The Redistribution Recession: Government Redistribution and the Labor Market


MulliganBy Casey B. Mulligan

Professor of Economics, University of Chicago

When: Wednesday, Oct. 2nd, 2013, 4:30 - 6:00 p m
Where: AUD 720 (430 S. Michigan Ave)

Subsidies and regulations designed to help the poor and unemployed were changed in more than a dozen ways after the 2007 market crash. The University of Chicago economist Casey B. Mulligan argues that many of these changes were reasonable reactions to economic events, with the intention of helping people endure the recession.  But they also reduced incentives for people to work and for businesses to hire.  Mulligan measures the startling changes in tax rates that resulted from a labyrinth of new and expanded social safety net programs.  He quantifies the effects of these changes on the labor market and wider economy.  He argues that redistribution in the forms of subsidies, taxes, and minimum-wage laws profoundly altered the path of the economy, making the recent recession one of the deepest and longest in decades.

Mulligan’s 2012 book from Oxford University Press, The Redistribution Recession, is an important if controversial interpretation of the interplay between unemployment and financial markets.

Casey Mulligan is Professor of Economics at the University of Chicago and a regular contributor to the New York Times.
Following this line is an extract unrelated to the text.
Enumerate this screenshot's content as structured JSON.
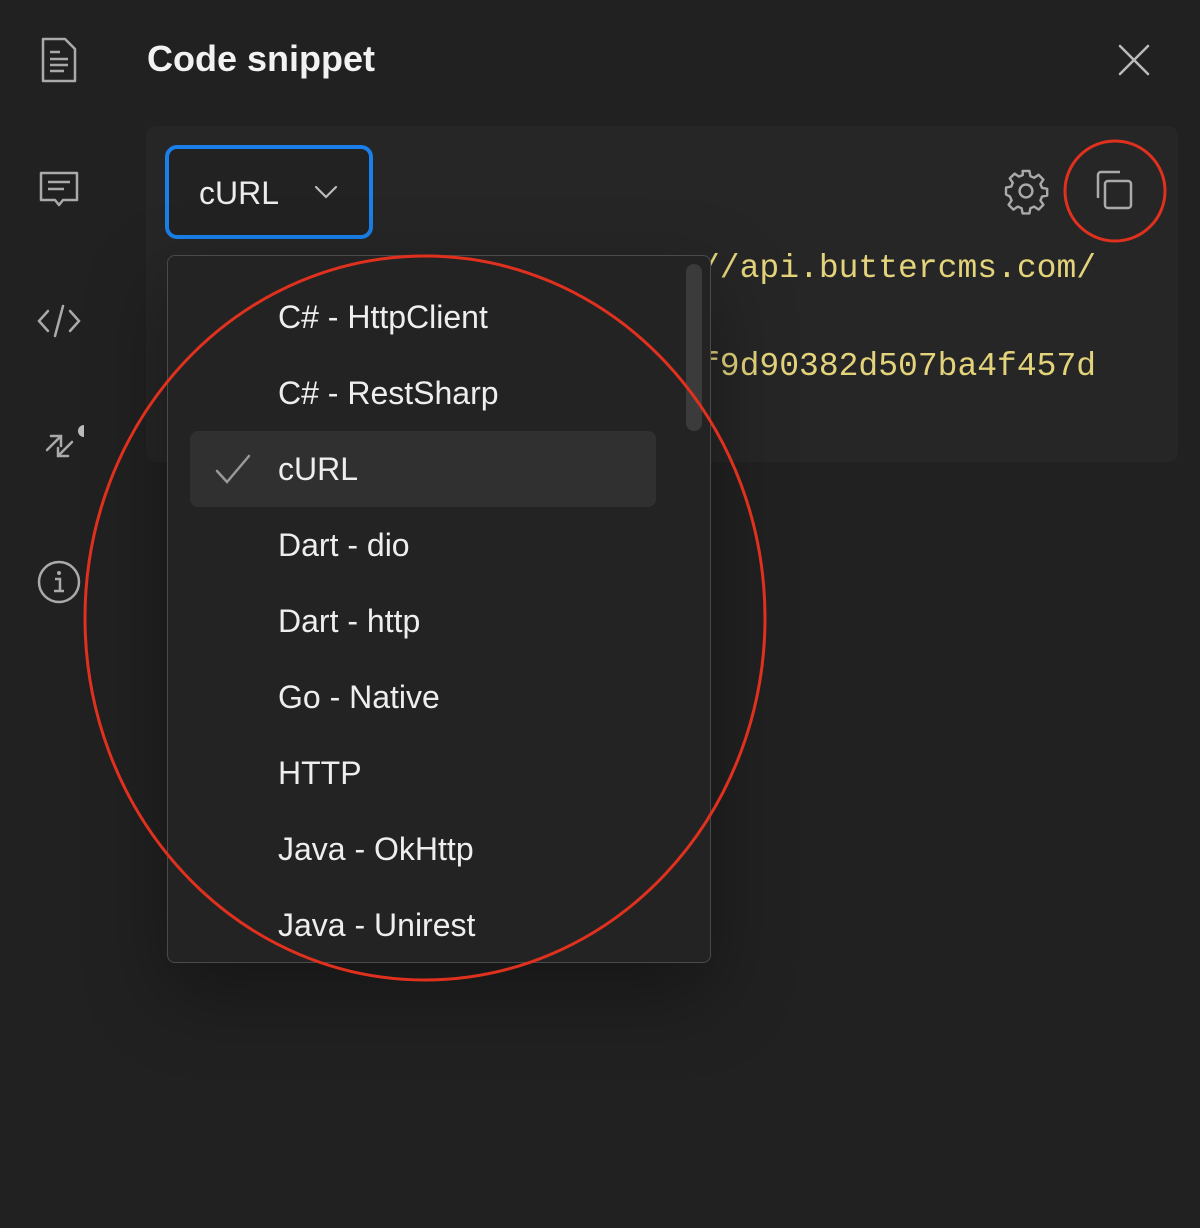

This event is free and open to the public.  Participants requiring assistance should contact Professor Stephen T. Ziliak at sziliak@roosevelt.edu or (312) 341-3763.